Images are to be dropped, and the rest of the data reproduced exactly.

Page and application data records
**********

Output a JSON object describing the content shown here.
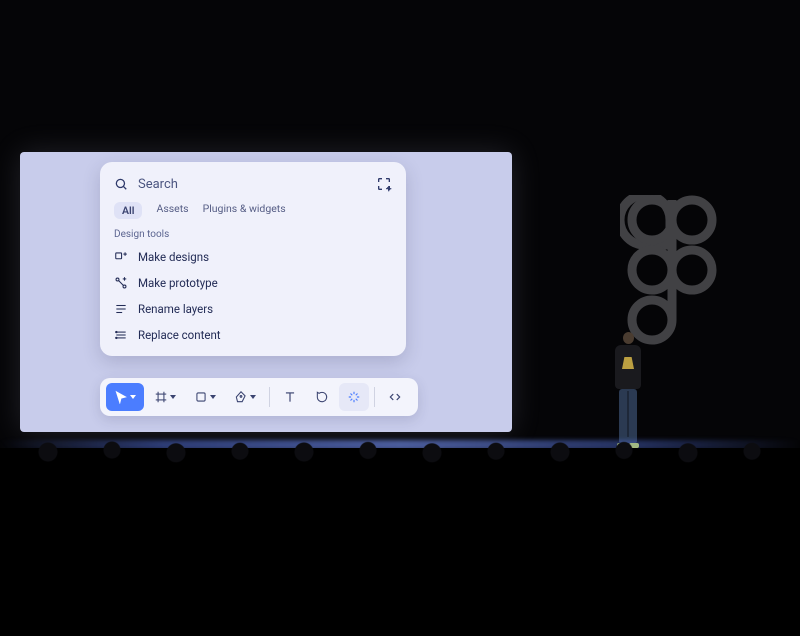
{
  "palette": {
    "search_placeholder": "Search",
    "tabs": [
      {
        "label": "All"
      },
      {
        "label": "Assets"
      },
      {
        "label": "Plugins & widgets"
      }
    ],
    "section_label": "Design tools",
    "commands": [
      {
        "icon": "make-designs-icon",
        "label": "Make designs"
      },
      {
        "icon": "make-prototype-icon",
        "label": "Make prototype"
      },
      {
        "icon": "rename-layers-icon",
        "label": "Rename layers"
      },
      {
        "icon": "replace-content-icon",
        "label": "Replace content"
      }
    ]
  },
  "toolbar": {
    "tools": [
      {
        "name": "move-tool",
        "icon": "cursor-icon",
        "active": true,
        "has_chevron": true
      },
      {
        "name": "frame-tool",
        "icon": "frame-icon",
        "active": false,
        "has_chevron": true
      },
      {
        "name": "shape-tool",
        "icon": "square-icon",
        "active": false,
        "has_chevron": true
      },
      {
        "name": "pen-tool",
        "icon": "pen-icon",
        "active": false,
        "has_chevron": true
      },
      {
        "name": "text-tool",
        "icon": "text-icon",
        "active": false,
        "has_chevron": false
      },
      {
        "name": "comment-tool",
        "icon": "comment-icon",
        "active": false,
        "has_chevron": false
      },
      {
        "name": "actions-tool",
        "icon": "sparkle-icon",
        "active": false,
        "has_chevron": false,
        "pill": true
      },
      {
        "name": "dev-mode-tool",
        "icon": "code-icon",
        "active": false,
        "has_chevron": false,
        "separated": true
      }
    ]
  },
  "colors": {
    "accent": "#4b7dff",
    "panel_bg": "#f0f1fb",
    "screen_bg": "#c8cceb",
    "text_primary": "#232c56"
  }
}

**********

Result of this exercise:
Output a JSON object describing the content shown here.
{
  "palette": {
    "search_placeholder": "Search",
    "tabs": [
      {
        "label": "All"
      },
      {
        "label": "Assets"
      },
      {
        "label": "Plugins & widgets"
      }
    ],
    "section_label": "Design tools",
    "commands": [
      {
        "icon": "make-designs-icon",
        "label": "Make designs"
      },
      {
        "icon": "make-prototype-icon",
        "label": "Make prototype"
      },
      {
        "icon": "rename-layers-icon",
        "label": "Rename layers"
      },
      {
        "icon": "replace-content-icon",
        "label": "Replace content"
      }
    ]
  },
  "toolbar": {
    "tools": [
      {
        "name": "move-tool",
        "icon": "cursor-icon",
        "active": true,
        "has_chevron": true
      },
      {
        "name": "frame-tool",
        "icon": "frame-icon",
        "active": false,
        "has_chevron": true
      },
      {
        "name": "shape-tool",
        "icon": "square-icon",
        "active": false,
        "has_chevron": true
      },
      {
        "name": "pen-tool",
        "icon": "pen-icon",
        "active": false,
        "has_chevron": true
      },
      {
        "name": "text-tool",
        "icon": "text-icon",
        "active": false,
        "has_chevron": false
      },
      {
        "name": "comment-tool",
        "icon": "comment-icon",
        "active": false,
        "has_chevron": false
      },
      {
        "name": "actions-tool",
        "icon": "sparkle-icon",
        "active": false,
        "has_chevron": false,
        "pill": true
      },
      {
        "name": "dev-mode-tool",
        "icon": "code-icon",
        "active": false,
        "has_chevron": false,
        "separated": true
      }
    ]
  },
  "colors": {
    "accent": "#4b7dff",
    "panel_bg": "#f0f1fb",
    "screen_bg": "#c8cceb",
    "text_primary": "#232c56"
  }
}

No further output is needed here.